The two shooters — both gold medallists at the 2018 Youth Olympics — barely spoke to each other during the event. In fact, Chaudhary barely speaks, according to his pistol partner, a fact attested by anyone who has interviewed him.

Their personalities couldn’t be more different either, with Chaudhary being shy and a man of few words while Bhaker is expressive and tries to answer most questions thrown at her in detail. When asked about what his daily routine is like, he has to think before he answers while his partner playfully interjects that she wants to know as well.

“Saurabh’s mindset is a lot different than me in shooting. Actually, he never loses hope. Always positive, always ‘hum kar sakte hain, karenge.’ Doesn’t speak much otherwise,” she told reports after the win.

But as different as their personalities are, they made a formidable pair on the range. The first of the three five-shots series was a lukewarm one, both Bhaker and Chaudhary had consecutive nines but the Asian Games champion had two stunning 10.8s as well (10.9 being the maximum). At the end of the second series, all but one shot was under 10. But it is in the third series that they first went on top of the leader board, before a strange 9.2 from Bhaker and even more inexplicable 8.9 from Chaudhary got them back to second.

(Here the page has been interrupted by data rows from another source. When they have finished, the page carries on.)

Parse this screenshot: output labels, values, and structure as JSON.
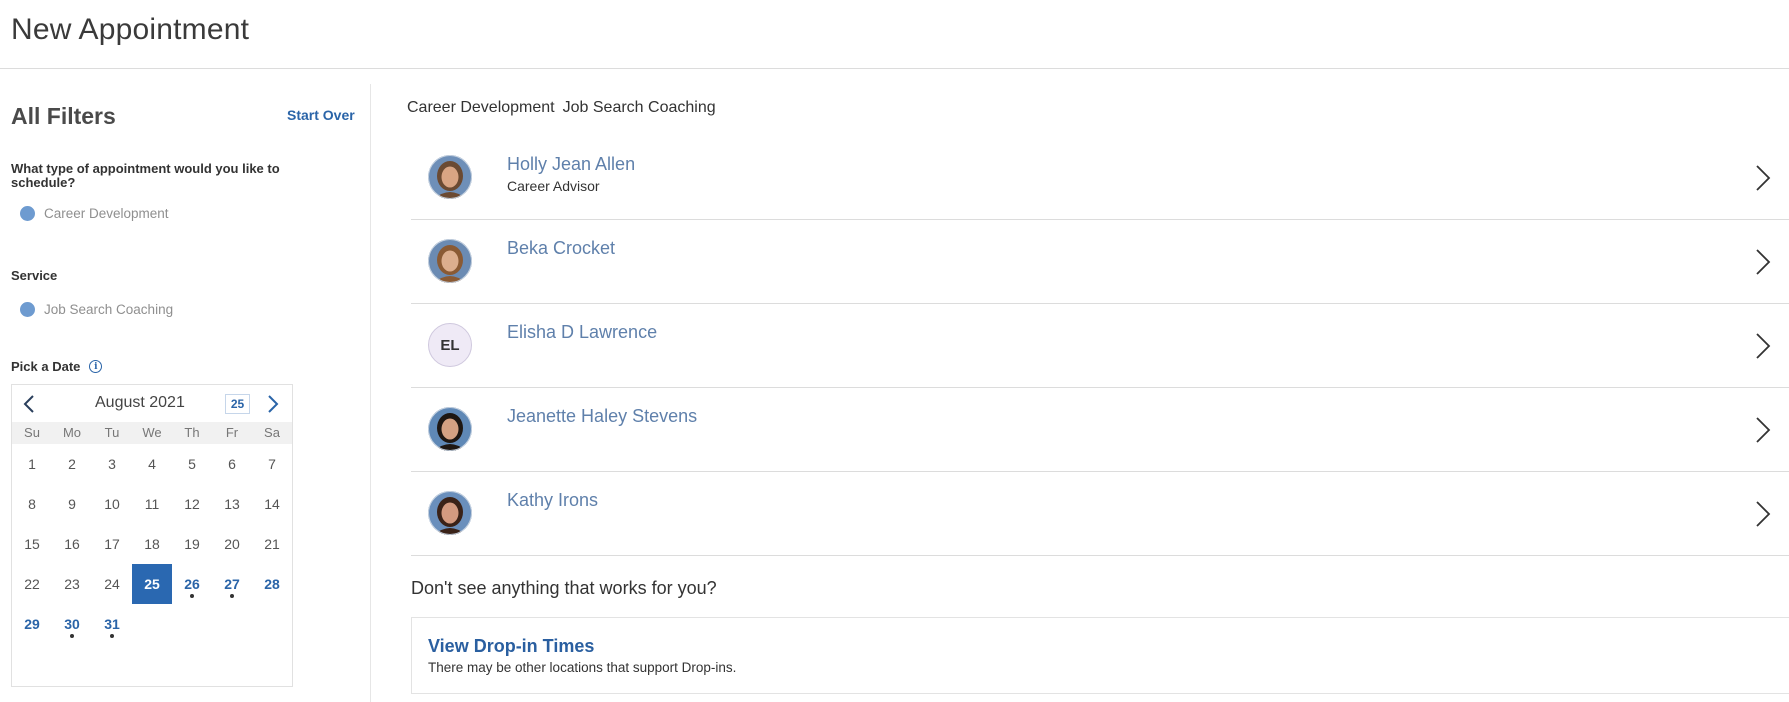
{
  "page": {
    "title": "New Appointment"
  },
  "filters": {
    "heading": "All Filters",
    "start_over": "Start Over",
    "question": "What type of appointment would you like to schedule?",
    "appointment_type": "Career Development",
    "service_label": "Service",
    "service_value": "Job Search Coaching",
    "pick_date_label": "Pick a Date",
    "info_glyph": "i"
  },
  "calendar": {
    "month": "August 2021",
    "today_box": "25",
    "weekdays": [
      "Su",
      "Mo",
      "Tu",
      "We",
      "Th",
      "Fr",
      "Sa"
    ],
    "days": [
      {
        "n": "1",
        "state": "plain",
        "dot": false
      },
      {
        "n": "2",
        "state": "plain",
        "dot": false
      },
      {
        "n": "3",
        "state": "plain",
        "dot": false
      },
      {
        "n": "4",
        "state": "plain",
        "dot": false
      },
      {
        "n": "5",
        "state": "plain",
        "dot": false
      },
      {
        "n": "6",
        "state": "plain",
        "dot": false
      },
      {
        "n": "7",
        "state": "plain",
        "dot": false
      },
      {
        "n": "8",
        "state": "plain",
        "dot": false
      },
      {
        "n": "9",
        "state": "plain",
        "dot": false
      },
      {
        "n": "10",
        "state": "plain",
        "dot": false
      },
      {
        "n": "11",
        "state": "plain",
        "dot": false
      },
      {
        "n": "12",
        "state": "plain",
        "dot": false
      },
      {
        "n": "13",
        "state": "plain",
        "dot": false
      },
      {
        "n": "14",
        "state": "plain",
        "dot": false
      },
      {
        "n": "15",
        "state": "plain",
        "dot": false
      },
      {
        "n": "16",
        "state": "plain",
        "dot": false
      },
      {
        "n": "17",
        "state": "plain",
        "dot": false
      },
      {
        "n": "18",
        "state": "plain",
        "dot": false
      },
      {
        "n": "19",
        "state": "plain",
        "dot": false
      },
      {
        "n": "20",
        "state": "plain",
        "dot": false
      },
      {
        "n": "21",
        "state": "plain",
        "dot": false
      },
      {
        "n": "22",
        "state": "plain",
        "dot": false
      },
      {
        "n": "23",
        "state": "plain",
        "dot": false
      },
      {
        "n": "24",
        "state": "plain",
        "dot": false
      },
      {
        "n": "25",
        "state": "selected",
        "dot": false
      },
      {
        "n": "26",
        "state": "avail",
        "dot": true
      },
      {
        "n": "27",
        "state": "avail",
        "dot": true
      },
      {
        "n": "28",
        "state": "avail",
        "dot": false
      },
      {
        "n": "29",
        "state": "avail",
        "dot": false
      },
      {
        "n": "30",
        "state": "avail",
        "dot": true
      },
      {
        "n": "31",
        "state": "avail",
        "dot": true
      }
    ]
  },
  "main": {
    "crumbs": [
      "Career Development",
      "Job Search Coaching"
    ],
    "staff": [
      {
        "name": "Holly Jean Allen",
        "subtitle": "Career Advisor",
        "avatar": "photo",
        "hair": "#6b4a32",
        "skin": "#d9a584",
        "bg": "#6e8fb8"
      },
      {
        "name": "Beka Crocket",
        "subtitle": "",
        "avatar": "photo",
        "hair": "#8a5a34",
        "skin": "#dcae8e",
        "bg": "#6b8bb3"
      },
      {
        "name": "Elisha D Lawrence",
        "subtitle": "",
        "avatar": "initials",
        "initials": "EL"
      },
      {
        "name": "Jeanette Haley Stevens",
        "subtitle": "",
        "avatar": "photo",
        "hair": "#1e1713",
        "skin": "#d4a183",
        "bg": "#5f88b6"
      },
      {
        "name": "Kathy Irons",
        "subtitle": "",
        "avatar": "photo",
        "hair": "#3a2218",
        "skin": "#d39a80",
        "bg": "#6a8fbc"
      }
    ],
    "dont_see": "Don't see anything that works for you?",
    "dropin": {
      "title": "View Drop-in Times",
      "subtitle": "There may be other locations that support Drop-ins."
    }
  },
  "colors": {
    "accent": "#2a64a8",
    "selected_day": "#2a68b1",
    "name_link": "#5f80ab"
  }
}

The next series was crucial, and that’s when fortune smiled on the Indians as leaders Korea fluffed with a 9.0. The lead the teens got then, a slender one of 0.9, was consolidated to 3.3 and then a splendid 5.2 as Chaudhary kept his grouping consistent. From then on, it was a formality as the teen sensations had all but clinched the gold.

Important medal for Bhaker

Several times through the match, Bhaker made a false start and had to cancel her shot as the noise or something else broke her focus. “I was trying not to cancel, because then the other shooter doesn’t get time to release shot. I was trying but it wasn’t happening, so I cancelled, because it’s good to cancel than release a bad shot,” she said after the match.

As she was shooting first, this extra time taken would mean pressure on Chaudhary. But the teen was as Zen as ever, responding with a calm score of 10 point something. Did it bother him? “No, there is always time.” Classic Chaudhary response, short and to the point.

It is this calm and composed attitude that has seen the 16-year-old from Uttar Pradesh make rapid strides in shooting, from an Asian Games gold on India debut to now two ISSF gold medals on his senior World Cup debut.

Bhaker, however, has still some time to go before she achieves this level of composure and is well aware of that. “The earlier events I couldn’t do well despite efforts. Now I have won a medal, so it builds hope that I can do better next time,” she said.

The questions will keep coming though, as her performance graph has dipped after World Cup senior gold last year. “Confidence is always there that we can match our practice scores in the match. Then I did well in 25m (qualifying) and put in my best effort in the final but it didn’t happen. There was disappointment but it happens. Then I couldn’t qualify for the 10m finals, I told myself I can’t do anything about it now. So I packed, went home. The next day I was confident that I can do well.”

And she did, matching up with the steady Chaudhary and ensuring India ended the World Cup campaign at home, the way it began – with a gold.